The 6 most common mistakes in the Home Office
Many of us are still working from home due to the Corona pandemic, and up to 20% of companies want to keep the home office option “after Corona” open.
However, some grave mistakes can be made at home, which in the worst case can result in company data or even the company network being compromised.
We now show you the six most common mistakes in the home office – and how you can avoid them!
The 6 most common mistakes in the home office
Everyone is an administrator
- Daily work is carried out with a user account with administrative rights in order to “be able to install something yourself”. Administrative rights are also the starting point for malware infections (malware, encryption Trojans, etc.)
- Better: Strict separation of administrator and user accounts!
Email attachments: “just open them!”
- In December 2019, an average of 153 billion emails were sent every day (!) with malware or as spam (Source). They exploit gaps in the virus scanner or arrive as supposed documents (PDF, Word, PowerPoint, Excel, …), but actually run a script!
- Better: Never click on attachments from unknown senders! If the sender is known, but the email is suspicious, then ask in a new (!) email whether the attachment really came from them (keywords: distribution via the address book).

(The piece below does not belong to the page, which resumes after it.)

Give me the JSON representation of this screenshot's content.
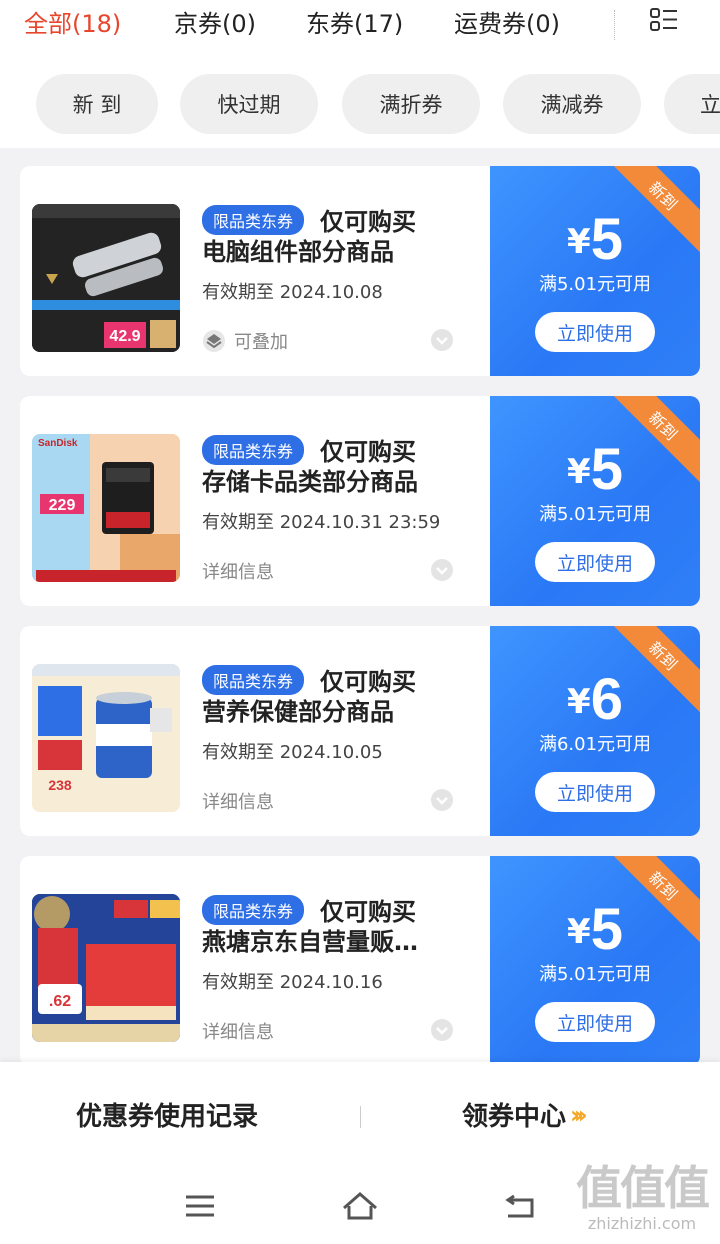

Unknown networks – surfing in the cafe around the corner
- Open WLANs are “open”, i.e. every user can see the computer of all other users. Sharing can be used because they are usually open to “everyone”.
- Better: The same applies to networks: do not just log in or plug in anywhere! If possible, do not use public WLANs, hotspots etc. It is much better to connect via your cell phone (with a data rate) and maybe surf a little slower but still be safe. Never exchange data over an external network without encryption. Secure your own W-LAN at the very least with WPA2 (router setting).
Working and surfing over the web
- Browsers are the gateway for so-called “drive-by downloads”. You don’t even have to click or download anything, because this malware explicitly searches for vulnerabilities in the system and exploits them. Average time to infection: 0.5 seconds (Source, pdf).
- Better: Do not visit unknown websites! Do not download from unknown sources! If you suspect something: switch off the PC (do not shutdown, switch off the power!) then get help!
“Oh look, I found a USB stick”
- USB sticks can not only run a program automatically, they can also use special hardware to install malware or destroy the computer. A smartphone is also a USB device! And even an e-cigarette can transmit malicious software (BSI: “Smoking is harmful – also for your computer: e-cigarettes as Trojan Horses”).
- Better: Never insert unknown USB sticks into the PC! Ideally, USB ports should simply be deactivated. Charge your USB devices using only normal chargers, not via the PC!
Passwords – Why 123456 is NOT a password
- The Hasso Plattner Institute analyzed the top 10 passwords in 2019 based on stolen user accounts (Source, German only). Number 1 worldwide (seven years in a row): 123456. The main problem is the use of the same password for all accounts, meaning anyone can usually open all your other accounts with it too (“Forgot password” function).
- Better: length does matter! Machines don’t care about the characters themselves, so always use long passwords! Always use a different password for each account! Use a password manager to a) store passwords securely and b) generate secure passwords.
And please do regular backups of your data!